The work was initially part of a project sponsored by the US military, raising the possibility that it might have led to "Terminator" robots like those depicted by Arnold Schwarzen-egger in the eponymous film. Those robots turned on their creators and waged war against them; these ones, it is hoped, will be dispatched into space to be explorers.
The key to the breakthrough, by researchers at Raytheon Systems and the University of Texas at Dallas, is an electronic model of a nerve, in which gallium arsenide processors replace the biological tissue.
The work, reported today in New Scientist magazine, is thought to be an important milestone in the attempt to develop an artificial nervous system. Computer researchers have for years been refining "neural networks", which use software to mimic the way in which a collection of biological nerves can sift different data. But the American work would produce a much faster machine because the "neurons" are built from hardware, meaning their "reactions" are inherent in the design, rather than being run as a software program, where each action is the consequence of following a set of instructions.
By putting many such hardware neurons on to a chip to form a "cortex", and connecting that to a number of external sensors, the artificial system could observe the effects of its decisions - and so be able to learn, anticipate and even become conscious.
Larry Cauller, a neuro- scientist who is the project's principal researcher at the University of Texas in Dallas, told New Scientist: "What we've done is take a biological approach to building such an autonomous machine."
However Dr Cauller is optimistic that he is not creating a race of Terminators. He said: "I can't imagine a brain or automaton that searches and learns from its environment becoming a soldier. I prefer to see it as an explorer. You could even hook one of these brains up to the Internet and let it explore a virtual medium."
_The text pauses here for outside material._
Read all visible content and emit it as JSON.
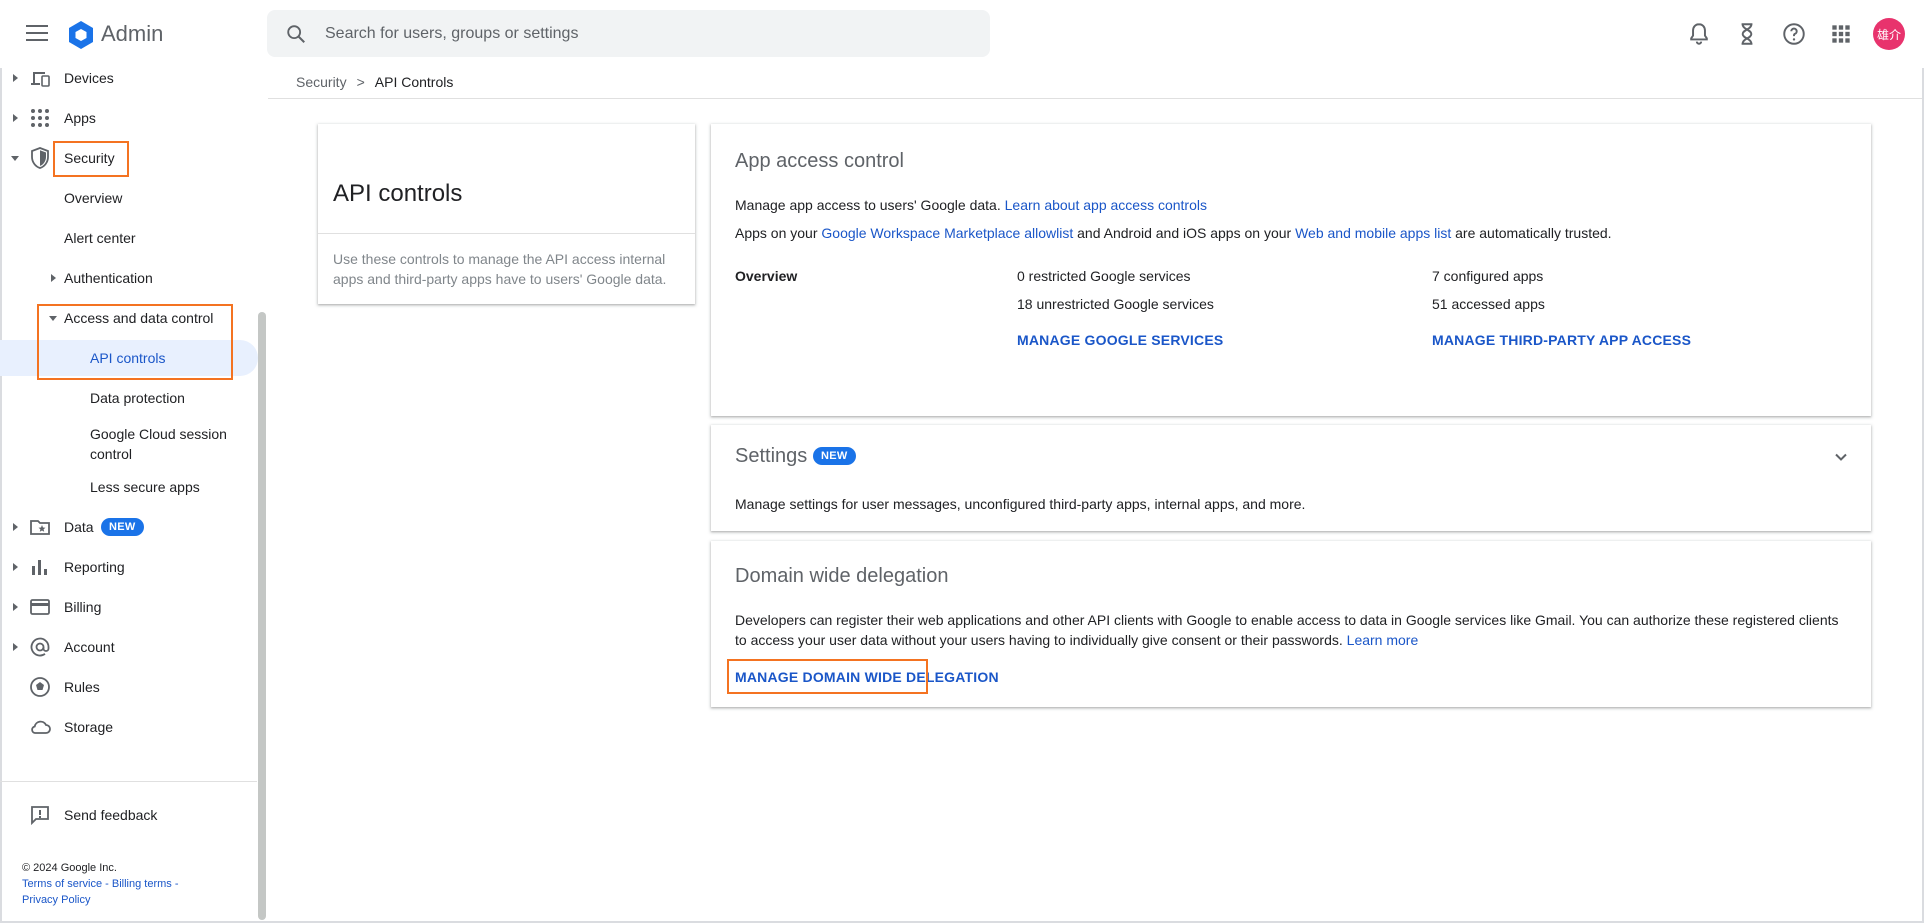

An ideal application would be exploring planets with hostile atmospheres, where humans might not be able to bear extremes of temperature or gravity. First designs are already undergoing tests. "We hope that it will start learning from environmental stimuli early next spring," Dr Cauller said.Reuse content